WHAT YOU NEED TO DO: Each line of the records below that holds "desc" should be returned.

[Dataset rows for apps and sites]
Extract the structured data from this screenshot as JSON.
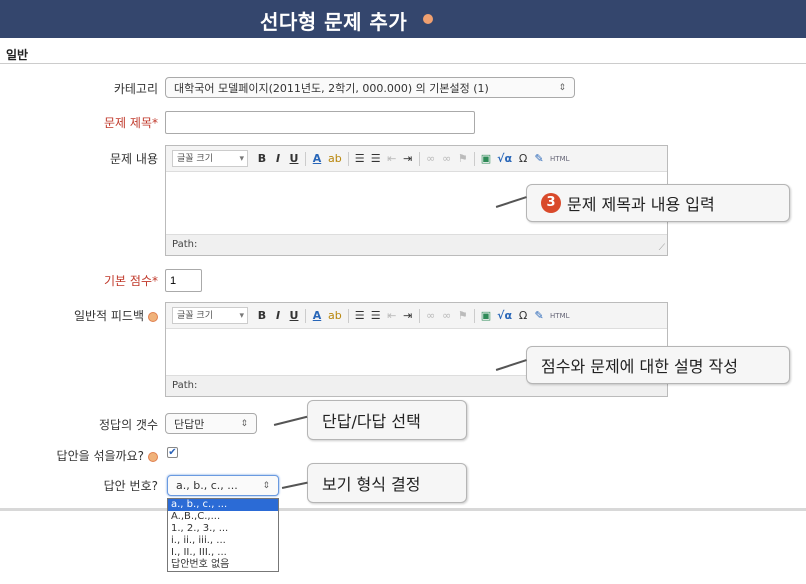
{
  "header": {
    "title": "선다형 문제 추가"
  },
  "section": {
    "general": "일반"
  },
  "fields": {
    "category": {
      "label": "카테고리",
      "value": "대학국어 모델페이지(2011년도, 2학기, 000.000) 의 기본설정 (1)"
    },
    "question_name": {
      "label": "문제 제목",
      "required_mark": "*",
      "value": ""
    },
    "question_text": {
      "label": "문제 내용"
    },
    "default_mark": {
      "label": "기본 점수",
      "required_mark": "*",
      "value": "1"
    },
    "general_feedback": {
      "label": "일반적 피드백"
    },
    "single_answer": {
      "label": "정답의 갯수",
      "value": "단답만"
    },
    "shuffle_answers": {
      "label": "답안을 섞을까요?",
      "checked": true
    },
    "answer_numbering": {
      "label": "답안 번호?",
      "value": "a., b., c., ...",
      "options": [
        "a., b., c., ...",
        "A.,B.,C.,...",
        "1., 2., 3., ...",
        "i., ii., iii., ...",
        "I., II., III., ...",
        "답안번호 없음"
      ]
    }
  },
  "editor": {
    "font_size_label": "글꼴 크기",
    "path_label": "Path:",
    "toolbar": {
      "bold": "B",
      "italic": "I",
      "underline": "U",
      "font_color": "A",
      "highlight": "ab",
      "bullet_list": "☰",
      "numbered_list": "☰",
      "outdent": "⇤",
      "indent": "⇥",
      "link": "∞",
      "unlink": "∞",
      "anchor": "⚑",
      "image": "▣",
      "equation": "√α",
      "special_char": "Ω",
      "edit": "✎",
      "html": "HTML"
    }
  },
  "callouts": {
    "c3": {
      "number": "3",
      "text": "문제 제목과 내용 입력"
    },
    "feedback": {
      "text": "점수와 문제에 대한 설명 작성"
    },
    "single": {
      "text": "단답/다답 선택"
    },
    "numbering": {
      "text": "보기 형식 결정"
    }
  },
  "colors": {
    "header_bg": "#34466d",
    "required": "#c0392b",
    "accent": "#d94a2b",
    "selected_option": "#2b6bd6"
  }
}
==
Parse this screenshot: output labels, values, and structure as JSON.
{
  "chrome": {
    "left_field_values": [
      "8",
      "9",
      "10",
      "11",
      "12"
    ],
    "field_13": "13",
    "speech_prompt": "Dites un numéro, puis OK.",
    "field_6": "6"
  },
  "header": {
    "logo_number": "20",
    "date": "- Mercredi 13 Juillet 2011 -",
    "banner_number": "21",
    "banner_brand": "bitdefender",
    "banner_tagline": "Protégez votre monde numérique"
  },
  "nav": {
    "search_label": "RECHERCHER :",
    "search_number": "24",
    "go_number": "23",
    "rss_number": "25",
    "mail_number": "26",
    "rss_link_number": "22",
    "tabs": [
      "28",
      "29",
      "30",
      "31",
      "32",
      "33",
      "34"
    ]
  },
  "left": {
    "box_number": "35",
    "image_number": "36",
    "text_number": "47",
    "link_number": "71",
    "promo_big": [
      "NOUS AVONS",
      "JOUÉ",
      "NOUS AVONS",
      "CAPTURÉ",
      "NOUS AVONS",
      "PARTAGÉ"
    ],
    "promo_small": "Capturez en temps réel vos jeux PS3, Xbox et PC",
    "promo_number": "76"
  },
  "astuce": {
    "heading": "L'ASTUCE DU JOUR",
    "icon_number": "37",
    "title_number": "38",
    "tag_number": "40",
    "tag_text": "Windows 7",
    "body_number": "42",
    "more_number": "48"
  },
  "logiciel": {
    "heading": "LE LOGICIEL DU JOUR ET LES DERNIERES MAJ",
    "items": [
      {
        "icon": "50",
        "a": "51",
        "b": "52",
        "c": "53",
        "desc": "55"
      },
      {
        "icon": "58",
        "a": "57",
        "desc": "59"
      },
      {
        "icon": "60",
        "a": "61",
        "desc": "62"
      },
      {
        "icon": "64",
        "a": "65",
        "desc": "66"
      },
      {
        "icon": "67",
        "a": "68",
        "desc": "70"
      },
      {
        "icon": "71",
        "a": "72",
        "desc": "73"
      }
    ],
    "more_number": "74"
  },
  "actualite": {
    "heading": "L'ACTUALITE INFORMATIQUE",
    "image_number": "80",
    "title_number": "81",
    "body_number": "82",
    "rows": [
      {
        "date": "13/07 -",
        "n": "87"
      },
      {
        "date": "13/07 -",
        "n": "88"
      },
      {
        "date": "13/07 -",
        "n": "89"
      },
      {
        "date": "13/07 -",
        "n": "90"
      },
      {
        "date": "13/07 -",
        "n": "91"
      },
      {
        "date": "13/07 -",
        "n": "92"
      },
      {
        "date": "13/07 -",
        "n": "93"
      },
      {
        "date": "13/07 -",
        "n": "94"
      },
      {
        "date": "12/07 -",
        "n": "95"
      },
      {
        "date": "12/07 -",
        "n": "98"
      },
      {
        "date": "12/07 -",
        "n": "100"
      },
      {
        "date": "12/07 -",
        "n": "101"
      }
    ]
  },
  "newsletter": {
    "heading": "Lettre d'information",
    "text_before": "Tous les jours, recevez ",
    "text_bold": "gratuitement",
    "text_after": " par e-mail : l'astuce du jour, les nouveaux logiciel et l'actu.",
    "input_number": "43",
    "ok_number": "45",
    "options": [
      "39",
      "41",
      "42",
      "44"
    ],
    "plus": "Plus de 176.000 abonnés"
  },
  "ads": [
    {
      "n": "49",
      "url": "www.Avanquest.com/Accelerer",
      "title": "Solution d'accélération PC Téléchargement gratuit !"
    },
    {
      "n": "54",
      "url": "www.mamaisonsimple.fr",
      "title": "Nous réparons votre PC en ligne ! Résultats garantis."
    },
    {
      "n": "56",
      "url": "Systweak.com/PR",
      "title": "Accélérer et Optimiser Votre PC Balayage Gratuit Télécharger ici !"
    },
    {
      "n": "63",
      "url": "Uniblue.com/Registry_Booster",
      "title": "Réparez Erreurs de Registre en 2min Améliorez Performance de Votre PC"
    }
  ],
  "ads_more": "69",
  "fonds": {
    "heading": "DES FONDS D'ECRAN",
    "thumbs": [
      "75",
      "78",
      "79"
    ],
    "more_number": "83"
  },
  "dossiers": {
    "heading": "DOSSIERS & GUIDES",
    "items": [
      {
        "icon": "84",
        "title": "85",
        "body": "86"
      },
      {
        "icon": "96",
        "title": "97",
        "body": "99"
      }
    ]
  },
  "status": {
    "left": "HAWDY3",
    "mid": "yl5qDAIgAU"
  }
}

YOUR RESPONSE:
        "desc": "55"
        "desc": "59"
        "desc": "62"
        "desc": "66"
        "desc": "70"
        "desc": "73"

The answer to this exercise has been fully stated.